Ya, I agree. ^^^^^ If you buy from a high quality grocer, like Publix or Whole Foods or a local high-end grocer, you not only are getting local products but someone reviewing for quality before sticking a price tag on it. I got mad at a Fresh Market (great store) produce guy once for constantly being out of cilantro and he said he'd been getting local delivery every day but the quality wasn't up to their standards so he was refusing to accept it. They were looking for an alternate supplier but they hadn't had time to get out to inspect the farms.
Just so. There are some things I leave to the professionals, who know certain subjects better than I will ever. So Publix is our “old reliable" here.
Still, I’m fond of childhood memories in northern New Jersey, of Sunday summer drives with my parents in the country. New Jersey is nicknamed “The Garden State” not because of flowers, but because of the time when it was covered with small garden farms.

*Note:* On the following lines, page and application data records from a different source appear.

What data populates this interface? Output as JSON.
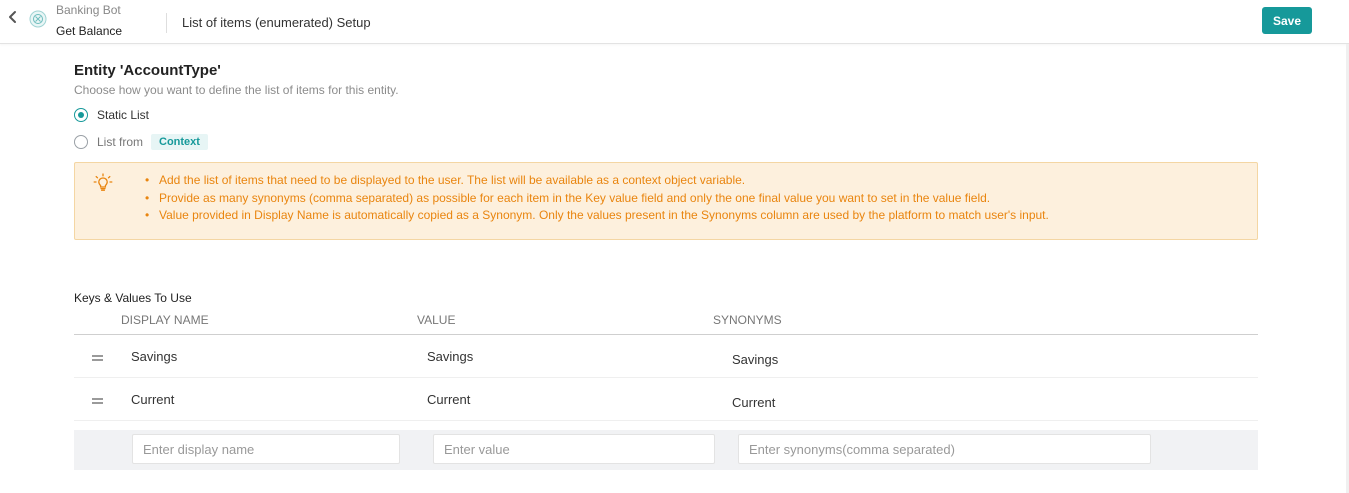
{
  "header": {
    "bot_name": "Banking Bot",
    "task_name": "Get Balance",
    "page_title": "List of items (enumerated) Setup",
    "save_label": "Save",
    "accent_color": "#16999a"
  },
  "entity": {
    "title": "Entity 'AccountType'",
    "subtitle": "Choose how you want to define the list of items for this entity.",
    "options": [
      {
        "label": "Static List",
        "selected": true
      },
      {
        "label": "List from",
        "selected": false,
        "tag": "Context"
      }
    ]
  },
  "info": {
    "icon": "lightbulb-icon",
    "items": [
      "Add the list of items that need to be displayed to the user. The list will be available as a context object variable.",
      "Provide as many synonyms (comma separated) as possible for each item in the Key value field and only the one final value you want to set in the value field.",
      "Value provided in Display Name is automatically copied as a Synonym. Only the values present in the Synonyms column are used by the platform to match user's input."
    ],
    "text_color": "#e9850f",
    "bg_color": "#fdf0dd"
  },
  "table": {
    "title": "Keys & Values To Use",
    "columns": [
      "DISPLAY NAME",
      "VALUE",
      "SYNONYMS"
    ],
    "rows": [
      {
        "display_name": "Savings",
        "value": "Savings",
        "synonyms": "Savings"
      },
      {
        "display_name": "Current",
        "value": "Current",
        "synonyms": "Current"
      }
    ],
    "new_row": {
      "display_placeholder": "Enter display name",
      "value_placeholder": "Enter value",
      "synonyms_placeholder": "Enter synonyms(comma separated)"
    }
  }
}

And there would be roadstands all along the way we drove, selling corn, tomatoes, all kinds of veggies as they were harvested. My parents would get brown paper bags full, filling up the trunk. Plus my father would grow his own in our back yard garden. Jersey tomatoes are what made Campbell's soup famous.
And in the Fall you went for pumpkins. You never bought a pumpkin in a store. Another thing was all the Jersey dairies, common throughout New England, that had their own roadside stands, selling their dairy products. Some had indoor ice cream stands.
I remember one that had a glass-windowed inside wall, where you could watch the ice cream being made on the other side. Using fresh milk brought in from the milking barn. And cheap prices! You couldn’t eat what 20 cents bought you in a big bowl.
Of course all that’s gone now. The land sold for housing and industrial purposes, the land crisscrossed with big highways. But I still have fond memories of buying right from the farm, or even things from my grandmother’s farm. But I never learned my parents’ skill for selection, so I mostly leave it to the pros. Knowing in many cases it still supports our local growers.